Copy all the records exactly, but keep the pictures out of your version.

※

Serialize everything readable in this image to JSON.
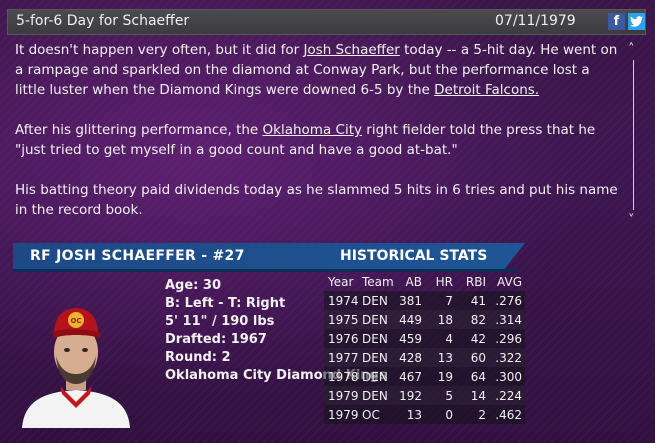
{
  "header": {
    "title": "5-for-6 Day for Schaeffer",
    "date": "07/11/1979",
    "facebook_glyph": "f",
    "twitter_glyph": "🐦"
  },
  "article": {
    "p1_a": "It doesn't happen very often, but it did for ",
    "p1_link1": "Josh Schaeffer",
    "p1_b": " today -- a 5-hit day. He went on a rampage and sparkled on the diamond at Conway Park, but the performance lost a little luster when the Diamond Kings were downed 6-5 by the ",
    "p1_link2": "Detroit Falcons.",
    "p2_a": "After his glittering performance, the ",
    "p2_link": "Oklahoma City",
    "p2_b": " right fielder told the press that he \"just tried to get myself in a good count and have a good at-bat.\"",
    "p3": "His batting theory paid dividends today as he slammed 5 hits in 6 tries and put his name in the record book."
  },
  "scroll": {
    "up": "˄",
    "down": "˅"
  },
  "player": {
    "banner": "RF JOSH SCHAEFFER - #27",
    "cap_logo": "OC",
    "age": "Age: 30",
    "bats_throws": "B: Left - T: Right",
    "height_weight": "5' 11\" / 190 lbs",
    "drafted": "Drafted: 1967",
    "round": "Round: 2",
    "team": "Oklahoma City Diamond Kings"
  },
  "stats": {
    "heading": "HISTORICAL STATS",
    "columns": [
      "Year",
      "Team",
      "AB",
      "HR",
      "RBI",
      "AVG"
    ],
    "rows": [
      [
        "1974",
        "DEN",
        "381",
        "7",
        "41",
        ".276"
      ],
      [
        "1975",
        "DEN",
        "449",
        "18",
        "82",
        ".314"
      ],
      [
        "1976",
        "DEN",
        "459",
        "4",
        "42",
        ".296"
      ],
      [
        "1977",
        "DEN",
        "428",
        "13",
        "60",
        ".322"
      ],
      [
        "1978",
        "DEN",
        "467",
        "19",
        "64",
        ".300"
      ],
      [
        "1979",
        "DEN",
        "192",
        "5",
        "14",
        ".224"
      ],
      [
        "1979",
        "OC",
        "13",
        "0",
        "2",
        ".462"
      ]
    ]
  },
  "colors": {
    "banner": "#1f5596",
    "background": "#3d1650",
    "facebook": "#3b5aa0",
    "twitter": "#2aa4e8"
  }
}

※

*REPLY TO THE EXERCISE*:
Serialize everything readable in this image to JSON.
{
  "header": {
    "title": "5-for-6 Day for Schaeffer",
    "date": "07/11/1979",
    "facebook_glyph": "f",
    "twitter_glyph": "🐦"
  },
  "article": {
    "p1_a": "It doesn't happen very often, but it did for ",
    "p1_link1": "Josh Schaeffer",
    "p1_b": " today -- a 5-hit day. He went on a rampage and sparkled on the diamond at Conway Park, but the performance lost a little luster when the Diamond Kings were downed 6-5 by the ",
    "p1_link2": "Detroit Falcons.",
    "p2_a": "After his glittering performance, the ",
    "p2_link": "Oklahoma City",
    "p2_b": " right fielder told the press that he \"just tried to get myself in a good count and have a good at-bat.\"",
    "p3": "His batting theory paid dividends today as he slammed 5 hits in 6 tries and put his name in the record book."
  },
  "scroll": {
    "up": "˄",
    "down": "˅"
  },
  "player": {
    "banner": "RF JOSH SCHAEFFER - #27",
    "cap_logo": "OC",
    "age": "Age: 30",
    "bats_throws": "B: Left - T: Right",
    "height_weight": "5' 11\" / 190 lbs",
    "drafted": "Drafted: 1967",
    "round": "Round: 2",
    "team": "Oklahoma City Diamond Kings"
  },
  "stats": {
    "heading": "HISTORICAL STATS",
    "columns": [
      "Year",
      "Team",
      "AB",
      "HR",
      "RBI",
      "AVG"
    ],
    "rows": [
      [
        "1974",
        "DEN",
        "381",
        "7",
        "41",
        ".276"
      ],
      [
        "1975",
        "DEN",
        "449",
        "18",
        "82",
        ".314"
      ],
      [
        "1976",
        "DEN",
        "459",
        "4",
        "42",
        ".296"
      ],
      [
        "1977",
        "DEN",
        "428",
        "13",
        "60",
        ".322"
      ],
      [
        "1978",
        "DEN",
        "467",
        "19",
        "64",
        ".300"
      ],
      [
        "1979",
        "DEN",
        "192",
        "5",
        "14",
        ".224"
      ],
      [
        "1979",
        "OC",
        "13",
        "0",
        "2",
        ".462"
      ]
    ]
  },
  "colors": {
    "banner": "#1f5596",
    "background": "#3d1650",
    "facebook": "#3b5aa0",
    "twitter": "#2aa4e8"
  }
}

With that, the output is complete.